Building a Wood Duck 12 - Installing footbrace mounting studs

Now it's time to install the footbraces. CLC has this in their manual towards the end of the process, but since I'm using the no-hole stud-mount footbraces, it makes more sense to install them now, before the deck is attached.

My preference for mounting footbraces this way is based on the idea that I'm going to a lot of trouble to make a watertight hull. In that case, why would I want to punch holes into it? Some people are uncomfortable with the idea of metal parts held on "just" by glue, but the fact is that these glued studs are actually stronger than through-bolts.

Through-bolts transfer the entire load to the front and back of the hole and to half the area under the bolt head. Since the hull is so thin, there's not much surface area to distribute the load over. Also, the sharp threads are cutting into the wood, while the bolt head is trying to compress it. There's a lot of force concentrated into a small area.

The studs, however, ride on top of the wood. They distribute the load through the epoxy putty over the entire area under the glass patch, half through compression, half through tension. The area is about 4 square inches. The force is spread out and diffused through the bedding and the glass patch. Best of all, the wood fibers under the stud are intact and contribute their strength, too.

Click on any image below for a larger view

Gluing the studs

This is a trick I worked out on a previous boat. It guarantees perfect alignment and placement, but only works before the deck is put on

The studs are assembled onto the footbraces (don't use the fiber nuts that came in the kit, save them for the final assembly and use standard nuts, instead) and the whole assembly is glued to the inside of the hull using the standard woodflour epoxy mix (mix it thick). The clamping system is effective, yet simple. The plastic sheets are there to catch drips.

Stud glued

Once the glue has cured, remove the footbraces from the studs. As you can see, for the initial glueing I didn't use much epoxy. Wrap plastic packing tape around the threads to keep them clean.

Bedded stud

Here the stud has been bedded in epoxy and covered with a patch of glass. Note the orientation of the patch. This way both sets of thread (warp & woof) share the load of a foot pressing forward. If the patch had been installed with the sides parallel to the sheer, the vertical threads would have made little or no contribution to carrying the load. This orientation is approximately 50% stronger.

Just as with the taped seams, the glass is the primary structural component. Therefore you only need just enough putty bedding to smooth the transition where the glass goes over the stud. Any more is wasted weight.

Perfect fit

The footbrace fits perfectly over the studs. It's ready to be bolted on when the boat is complete. In the meantime the threads on the studs need to be covered with plastic tape to keep them clean.

Ready for deck

The hull is now ready to be joined to the deck (after a bit of trimming on the bulkhead, of course). The seams are taped, the stem & stern pieces are in, the interior is completely glassed and the footbrace studs are attached. Good to go.

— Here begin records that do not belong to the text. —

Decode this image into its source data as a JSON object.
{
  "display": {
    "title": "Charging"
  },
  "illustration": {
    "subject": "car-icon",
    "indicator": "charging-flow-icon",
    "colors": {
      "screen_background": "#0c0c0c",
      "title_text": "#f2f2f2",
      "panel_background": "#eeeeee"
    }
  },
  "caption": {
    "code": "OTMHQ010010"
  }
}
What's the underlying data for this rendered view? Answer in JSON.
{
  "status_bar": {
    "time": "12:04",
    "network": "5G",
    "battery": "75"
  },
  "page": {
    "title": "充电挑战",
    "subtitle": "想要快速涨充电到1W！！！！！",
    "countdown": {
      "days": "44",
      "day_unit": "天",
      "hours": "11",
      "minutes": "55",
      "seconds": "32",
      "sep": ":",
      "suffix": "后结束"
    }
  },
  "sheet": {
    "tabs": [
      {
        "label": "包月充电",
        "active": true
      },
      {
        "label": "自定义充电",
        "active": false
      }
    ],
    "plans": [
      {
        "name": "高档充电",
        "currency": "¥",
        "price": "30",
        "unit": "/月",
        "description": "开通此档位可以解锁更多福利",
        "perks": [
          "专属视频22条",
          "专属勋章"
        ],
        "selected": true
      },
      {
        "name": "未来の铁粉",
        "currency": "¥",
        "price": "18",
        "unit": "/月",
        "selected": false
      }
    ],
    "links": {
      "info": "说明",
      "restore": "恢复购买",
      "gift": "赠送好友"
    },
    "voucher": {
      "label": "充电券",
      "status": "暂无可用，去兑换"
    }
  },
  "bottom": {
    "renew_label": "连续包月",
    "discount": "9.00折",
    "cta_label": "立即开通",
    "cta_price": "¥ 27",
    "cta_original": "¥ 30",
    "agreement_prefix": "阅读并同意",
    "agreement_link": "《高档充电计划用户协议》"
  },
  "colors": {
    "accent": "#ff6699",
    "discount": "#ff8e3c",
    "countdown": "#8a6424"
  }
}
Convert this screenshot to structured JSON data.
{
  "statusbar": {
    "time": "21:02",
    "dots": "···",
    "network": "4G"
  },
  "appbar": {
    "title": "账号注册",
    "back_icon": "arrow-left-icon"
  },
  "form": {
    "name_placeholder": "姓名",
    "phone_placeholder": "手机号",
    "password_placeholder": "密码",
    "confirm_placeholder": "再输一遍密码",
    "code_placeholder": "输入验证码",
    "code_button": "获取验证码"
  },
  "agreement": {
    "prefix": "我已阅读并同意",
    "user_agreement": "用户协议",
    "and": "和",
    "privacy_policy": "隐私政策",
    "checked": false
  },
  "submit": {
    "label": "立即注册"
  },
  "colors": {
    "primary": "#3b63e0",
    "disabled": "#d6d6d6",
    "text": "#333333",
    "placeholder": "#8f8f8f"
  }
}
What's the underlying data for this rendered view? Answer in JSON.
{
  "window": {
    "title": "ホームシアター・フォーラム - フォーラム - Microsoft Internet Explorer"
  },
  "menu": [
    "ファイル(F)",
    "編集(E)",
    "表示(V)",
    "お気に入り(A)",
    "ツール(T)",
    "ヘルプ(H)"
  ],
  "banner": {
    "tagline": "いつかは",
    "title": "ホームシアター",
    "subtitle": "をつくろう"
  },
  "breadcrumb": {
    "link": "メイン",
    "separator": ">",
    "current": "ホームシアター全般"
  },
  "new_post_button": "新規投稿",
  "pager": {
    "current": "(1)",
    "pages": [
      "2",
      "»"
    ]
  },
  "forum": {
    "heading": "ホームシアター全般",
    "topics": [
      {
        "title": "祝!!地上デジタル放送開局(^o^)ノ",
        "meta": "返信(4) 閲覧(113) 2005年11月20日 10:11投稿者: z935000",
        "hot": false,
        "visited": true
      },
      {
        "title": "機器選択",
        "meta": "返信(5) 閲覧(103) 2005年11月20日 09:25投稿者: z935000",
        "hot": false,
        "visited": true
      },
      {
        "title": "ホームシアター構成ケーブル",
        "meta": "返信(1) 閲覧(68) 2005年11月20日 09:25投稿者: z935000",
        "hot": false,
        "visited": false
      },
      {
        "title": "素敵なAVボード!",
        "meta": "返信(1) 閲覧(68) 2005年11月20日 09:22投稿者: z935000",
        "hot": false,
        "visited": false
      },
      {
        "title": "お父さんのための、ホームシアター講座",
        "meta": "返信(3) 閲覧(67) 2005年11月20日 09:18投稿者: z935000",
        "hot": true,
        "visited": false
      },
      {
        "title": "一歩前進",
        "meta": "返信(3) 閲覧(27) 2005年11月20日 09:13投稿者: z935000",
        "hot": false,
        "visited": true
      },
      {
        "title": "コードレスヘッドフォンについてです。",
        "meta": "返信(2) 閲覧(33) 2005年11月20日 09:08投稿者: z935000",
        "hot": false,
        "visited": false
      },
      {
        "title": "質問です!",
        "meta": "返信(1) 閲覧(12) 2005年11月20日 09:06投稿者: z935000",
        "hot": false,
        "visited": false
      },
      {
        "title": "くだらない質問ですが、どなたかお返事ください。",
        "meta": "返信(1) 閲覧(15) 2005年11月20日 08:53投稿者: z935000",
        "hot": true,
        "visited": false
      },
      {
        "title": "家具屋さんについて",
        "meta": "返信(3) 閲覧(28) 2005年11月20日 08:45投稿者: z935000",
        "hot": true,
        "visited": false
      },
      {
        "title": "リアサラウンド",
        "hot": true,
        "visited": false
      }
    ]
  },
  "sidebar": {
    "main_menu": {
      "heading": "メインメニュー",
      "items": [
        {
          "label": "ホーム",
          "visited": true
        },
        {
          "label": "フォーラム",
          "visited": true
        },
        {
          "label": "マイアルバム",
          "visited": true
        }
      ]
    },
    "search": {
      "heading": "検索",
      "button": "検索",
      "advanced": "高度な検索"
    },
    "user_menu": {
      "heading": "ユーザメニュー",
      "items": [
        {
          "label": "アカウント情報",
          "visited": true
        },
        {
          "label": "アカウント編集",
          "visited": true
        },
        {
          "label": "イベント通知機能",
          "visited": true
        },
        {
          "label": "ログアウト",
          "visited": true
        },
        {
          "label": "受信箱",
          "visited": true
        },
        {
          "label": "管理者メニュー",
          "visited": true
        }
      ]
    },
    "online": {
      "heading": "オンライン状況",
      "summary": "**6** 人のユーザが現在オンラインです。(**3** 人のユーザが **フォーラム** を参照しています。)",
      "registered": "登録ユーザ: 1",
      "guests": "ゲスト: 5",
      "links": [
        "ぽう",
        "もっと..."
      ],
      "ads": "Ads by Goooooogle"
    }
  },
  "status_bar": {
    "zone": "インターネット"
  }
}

Page 1 - In the beginning
Page 2 - Hatching a Duck
Page 3 - Stem & stern pieces
Page 4 - Interior fillets & glass
Page 5 - Glassing under the deck
Page 7 - Building the coaming, attaching the deck
Page 8 - Exterior glass
Page 9 - Graphite bottom, invisible hatch hold-downs
Page 10 - Final outfitting

Copyright © 2009 László I. Mórocz. All Rights Reserved.